START THE DATA

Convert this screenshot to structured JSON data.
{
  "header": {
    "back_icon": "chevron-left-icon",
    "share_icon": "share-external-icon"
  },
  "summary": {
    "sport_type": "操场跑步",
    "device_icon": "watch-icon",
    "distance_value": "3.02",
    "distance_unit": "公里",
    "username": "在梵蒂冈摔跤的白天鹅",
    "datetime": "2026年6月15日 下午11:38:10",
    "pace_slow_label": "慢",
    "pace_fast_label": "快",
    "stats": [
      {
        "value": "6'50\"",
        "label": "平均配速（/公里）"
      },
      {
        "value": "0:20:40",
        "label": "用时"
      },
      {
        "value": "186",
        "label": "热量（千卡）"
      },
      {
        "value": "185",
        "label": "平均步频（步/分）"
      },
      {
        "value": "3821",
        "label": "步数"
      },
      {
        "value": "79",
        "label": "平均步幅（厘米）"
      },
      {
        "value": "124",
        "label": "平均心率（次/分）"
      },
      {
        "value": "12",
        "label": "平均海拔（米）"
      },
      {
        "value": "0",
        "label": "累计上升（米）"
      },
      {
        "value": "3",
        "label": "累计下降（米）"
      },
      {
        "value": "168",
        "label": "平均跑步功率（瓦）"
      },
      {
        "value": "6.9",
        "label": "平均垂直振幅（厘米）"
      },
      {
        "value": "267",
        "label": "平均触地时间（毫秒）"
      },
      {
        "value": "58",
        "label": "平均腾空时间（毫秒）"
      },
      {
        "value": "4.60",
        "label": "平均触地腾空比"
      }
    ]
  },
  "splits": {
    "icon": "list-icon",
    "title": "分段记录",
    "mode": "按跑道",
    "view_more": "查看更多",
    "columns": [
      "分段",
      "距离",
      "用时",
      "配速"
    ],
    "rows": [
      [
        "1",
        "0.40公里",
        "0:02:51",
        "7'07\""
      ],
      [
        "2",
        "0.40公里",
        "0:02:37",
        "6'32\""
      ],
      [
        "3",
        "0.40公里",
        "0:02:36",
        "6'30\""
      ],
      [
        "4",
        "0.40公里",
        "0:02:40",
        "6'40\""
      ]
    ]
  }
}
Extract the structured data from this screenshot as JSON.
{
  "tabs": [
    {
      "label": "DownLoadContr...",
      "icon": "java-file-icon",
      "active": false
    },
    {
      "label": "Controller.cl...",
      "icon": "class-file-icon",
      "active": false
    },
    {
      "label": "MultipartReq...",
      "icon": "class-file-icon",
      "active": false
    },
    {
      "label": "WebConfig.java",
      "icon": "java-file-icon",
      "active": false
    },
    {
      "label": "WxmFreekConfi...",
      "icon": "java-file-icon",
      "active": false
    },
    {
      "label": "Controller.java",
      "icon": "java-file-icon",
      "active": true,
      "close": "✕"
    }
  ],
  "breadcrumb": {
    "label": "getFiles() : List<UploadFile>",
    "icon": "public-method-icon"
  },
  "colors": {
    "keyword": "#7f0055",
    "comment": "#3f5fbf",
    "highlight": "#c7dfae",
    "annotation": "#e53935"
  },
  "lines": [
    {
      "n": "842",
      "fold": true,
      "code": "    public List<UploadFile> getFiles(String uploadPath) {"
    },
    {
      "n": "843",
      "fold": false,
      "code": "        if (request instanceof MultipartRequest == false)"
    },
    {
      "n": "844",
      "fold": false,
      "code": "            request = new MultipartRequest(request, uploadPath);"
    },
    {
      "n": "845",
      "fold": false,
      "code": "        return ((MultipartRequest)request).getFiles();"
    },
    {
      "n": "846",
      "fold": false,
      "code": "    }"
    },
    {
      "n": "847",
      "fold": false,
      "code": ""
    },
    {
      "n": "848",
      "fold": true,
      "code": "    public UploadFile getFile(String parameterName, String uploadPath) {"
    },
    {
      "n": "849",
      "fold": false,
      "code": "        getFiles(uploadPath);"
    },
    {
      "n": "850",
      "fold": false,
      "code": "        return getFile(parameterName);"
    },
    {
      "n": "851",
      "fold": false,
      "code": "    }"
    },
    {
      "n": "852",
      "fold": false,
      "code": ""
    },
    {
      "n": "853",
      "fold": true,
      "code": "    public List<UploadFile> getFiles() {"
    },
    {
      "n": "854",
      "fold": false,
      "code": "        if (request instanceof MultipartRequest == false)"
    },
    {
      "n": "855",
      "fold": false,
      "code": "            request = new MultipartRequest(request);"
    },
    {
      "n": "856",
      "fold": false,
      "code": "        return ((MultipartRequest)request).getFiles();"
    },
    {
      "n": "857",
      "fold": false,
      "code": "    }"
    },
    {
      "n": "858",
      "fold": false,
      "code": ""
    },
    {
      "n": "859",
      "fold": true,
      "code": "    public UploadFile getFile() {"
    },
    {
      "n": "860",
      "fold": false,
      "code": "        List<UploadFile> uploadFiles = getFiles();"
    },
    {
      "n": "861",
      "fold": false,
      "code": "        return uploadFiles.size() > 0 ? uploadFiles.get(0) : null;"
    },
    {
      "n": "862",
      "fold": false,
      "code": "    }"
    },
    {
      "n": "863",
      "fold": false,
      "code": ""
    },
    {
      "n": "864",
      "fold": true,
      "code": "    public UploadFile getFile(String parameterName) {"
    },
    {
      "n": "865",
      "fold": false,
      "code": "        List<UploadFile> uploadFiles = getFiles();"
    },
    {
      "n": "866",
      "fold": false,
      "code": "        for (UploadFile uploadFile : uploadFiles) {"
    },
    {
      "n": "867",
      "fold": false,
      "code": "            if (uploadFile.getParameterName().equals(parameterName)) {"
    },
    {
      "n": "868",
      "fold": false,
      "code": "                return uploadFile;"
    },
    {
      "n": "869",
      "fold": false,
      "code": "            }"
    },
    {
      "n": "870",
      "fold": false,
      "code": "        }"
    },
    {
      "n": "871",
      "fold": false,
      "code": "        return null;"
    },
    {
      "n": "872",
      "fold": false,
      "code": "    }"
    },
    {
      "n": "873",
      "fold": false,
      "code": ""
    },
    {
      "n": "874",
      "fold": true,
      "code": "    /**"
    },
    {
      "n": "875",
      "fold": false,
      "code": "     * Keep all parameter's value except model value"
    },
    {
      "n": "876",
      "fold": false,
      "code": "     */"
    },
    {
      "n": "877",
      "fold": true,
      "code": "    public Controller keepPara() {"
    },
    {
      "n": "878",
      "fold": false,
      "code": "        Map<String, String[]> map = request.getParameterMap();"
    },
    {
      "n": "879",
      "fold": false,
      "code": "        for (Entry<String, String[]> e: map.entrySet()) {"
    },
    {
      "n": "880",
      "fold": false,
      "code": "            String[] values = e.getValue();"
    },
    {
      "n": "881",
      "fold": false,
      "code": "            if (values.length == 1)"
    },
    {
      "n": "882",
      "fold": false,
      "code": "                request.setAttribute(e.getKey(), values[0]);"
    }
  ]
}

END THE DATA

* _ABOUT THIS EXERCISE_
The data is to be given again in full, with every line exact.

* _RESPONSE BOX_
Convert this screenshot to structured JSON data.
{
  "header": {
    "back_icon": "chevron-left-icon",
    "share_icon": "share-external-icon"
  },
  "summary": {
    "sport_type": "操场跑步",
    "device_icon": "watch-icon",
    "distance_value": "3.02",
    "distance_unit": "公里",
    "username": "在梵蒂冈摔跤的白天鹅",
    "datetime": "2026年6月15日 下午11:38:10",
    "pace_slow_label": "慢",
    "pace_fast_label": "快",
    "stats": [
      {
        "value": "6'50\"",
        "label": "平均配速（/公里）"
      },
      {
        "value": "0:20:40",
        "label": "用时"
      },
      {
        "value": "186",
        "label": "热量（千卡）"
      },
      {
        "value": "185",
        "label": "平均步频（步/分）"
      },
      {
        "value": "3821",
        "label": "步数"
      },
      {
        "value": "79",
        "label": "平均步幅（厘米）"
      },
      {
        "value": "124",
        "label": "平均心率（次/分）"
      },
      {
        "value": "12",
        "label": "平均海拔（米）"
      },
      {
        "value": "0",
        "label": "累计上升（米）"
      },
      {
        "value": "3",
        "label": "累计下降（米）"
      },
      {
        "value": "168",
        "label": "平均跑步功率（瓦）"
      },
      {
        "value": "6.9",
        "label": "平均垂直振幅（厘米）"
      },
      {
        "value": "267",
        "label": "平均触地时间（毫秒）"
      },
      {
        "value": "58",
        "label": "平均腾空时间（毫秒）"
      },
      {
        "value": "4.60",
        "label": "平均触地腾空比"
      }
    ]
  },
  "splits": {
    "icon": "list-icon",
    "title": "分段记录",
    "mode": "按跑道",
    "view_more": "查看更多",
    "columns": [
      "分段",
      "距离",
      "用时",
      "配速"
    ],
    "rows": [
      [
        "1",
        "0.40公里",
        "0:02:51",
        "7'07\""
      ],
      [
        "2",
        "0.40公里",
        "0:02:37",
        "6'32\""
      ],
      [
        "3",
        "0.40公里",
        "0:02:36",
        "6'30\""
      ],
      [
        "4",
        "0.40公里",
        "0:02:40",
        "6'40\""
      ]
    ]
  }
}
Extract the structured data from this screenshot as JSON.
{
  "tabs": [
    {
      "label": "DownLoadContr...",
      "icon": "java-file-icon",
      "active": false
    },
    {
      "label": "Controller.cl...",
      "icon": "class-file-icon",
      "active": false
    },
    {
      "label": "MultipartReq...",
      "icon": "class-file-icon",
      "active": false
    },
    {
      "label": "WebConfig.java",
      "icon": "java-file-icon",
      "active": false
    },
    {
      "label": "WxmFreekConfi...",
      "icon": "java-file-icon",
      "active": false
    },
    {
      "label": "Controller.java",
      "icon": "java-file-icon",
      "active": true,
      "close": "✕"
    }
  ],
  "breadcrumb": {
    "label": "getFiles() : List<UploadFile>",
    "icon": "public-method-icon"
  },
  "colors": {
    "keyword": "#7f0055",
    "comment": "#3f5fbf",
    "highlight": "#c7dfae",
    "annotation": "#e53935"
  },
  "lines": [
    {
      "n": "842",
      "fold": true,
      "code": "    public List<UploadFile> getFiles(String uploadPath) {"
    },
    {
      "n": "843",
      "fold": false,
      "code": "        if (request instanceof MultipartRequest == false)"
    },
    {
      "n": "844",
      "fold": false,
      "code": "            request = new MultipartRequest(request, uploadPath);"
    },
    {
      "n": "845",
      "fold": false,
      "code": "        return ((MultipartRequest)request).getFiles();"
    },
    {
      "n": "846",
      "fold": false,
      "code": "    }"
    },
    {
      "n": "847",
      "fold": false,
      "code": ""
    },
    {
      "n": "848",
      "fold": true,
      "code": "    public UploadFile getFile(String parameterName, String uploadPath) {"
    },
    {
      "n": "849",
      "fold": false,
      "code": "        getFiles(uploadPath);"
    },
    {
      "n": "850",
      "fold": false,
      "code": "        return getFile(parameterName);"
    },
    {
      "n": "851",
      "fold": false,
      "code": "    }"
    },
    {
      "n": "852",
      "fold": false,
      "code": ""
    },
    {
      "n": "853",
      "fold": true,
      "code": "    public List<UploadFile> getFiles() {"
    },
    {
      "n": "854",
      "fold": false,
      "code": "        if (request instanceof MultipartRequest == false)"
    },
    {
      "n": "855",
      "fold": false,
      "code": "            request = new MultipartRequest(request);"
    },
    {
      "n": "856",
      "fold": false,
      "code": "        return ((MultipartRequest)request).getFiles();"
    },
    {
      "n": "857",
      "fold": false,
      "code": "    }"
    },
    {
      "n": "858",
      "fold": false,
      "code": ""
    },
    {
      "n": "859",
      "fold": true,
      "code": "    public UploadFile getFile() {"
    },
    {
      "n": "860",
      "fold": false,
      "code": "        List<UploadFile> uploadFiles = getFiles();"
    },
    {
      "n": "861",
      "fold": false,
      "code": "        return uploadFiles.size() > 0 ? uploadFiles.get(0) : null;"
    },
    {
      "n": "862",
      "fold": false,
      "code": "    }"
    },
    {
      "n": "863",
      "fold": false,
      "code": ""
    },
    {
      "n": "864",
      "fold": true,
      "code": "    public UploadFile getFile(String parameterName) {"
    },
    {
      "n": "865",
      "fold": false,
      "code": "        List<UploadFile> uploadFiles = getFiles();"
    },
    {
      "n": "866",
      "fold": false,
      "code": "        for (UploadFile uploadFile : uploadFiles) {"
    },
    {
      "n": "867",
      "fold": false,
      "code": "            if (uploadFile.getParameterName().equals(parameterName)) {"
    },
    {
      "n": "868",
      "fold": false,
      "code": "                return uploadFile;"
    },
    {
      "n": "869",
      "fold": false,
      "code": "            }"
    },
    {
      "n": "870",
      "fold": false,
      "code": "        }"
    },
    {
      "n": "871",
      "fold": false,
      "code": "        return null;"
    },
    {
      "n": "872",
      "fold": false,
      "code": "    }"
    },
    {
      "n": "873",
      "fold": false,
      "code": ""
    },
    {
      "n": "874",
      "fold": true,
      "code": "    /**"
    },
    {
      "n": "875",
      "fold": false,
      "code": "     * Keep all parameter's value except model value"
    },
    {
      "n": "876",
      "fold": false,
      "code": "     */"
    },
    {
      "n": "877",
      "fold": true,
      "code": "    public Controller keepPara() {"
    },
    {
      "n": "878",
      "fold": false,
      "code": "        Map<String, String[]> map = request.getParameterMap();"
    },
    {
      "n": "879",
      "fold": false,
      "code": "        for (Entry<String, String[]> e: map.entrySet()) {"
    },
    {
      "n": "880",
      "fold": false,
      "code": "            String[] values = e.getValue();"
    },
    {
      "n": "881",
      "fold": false,
      "code": "            if (values.length == 1)"
    },
    {
      "n": "882",
      "fold": false,
      "code": "                request.setAttribute(e.getKey(), values[0]);"
    }
  ]
}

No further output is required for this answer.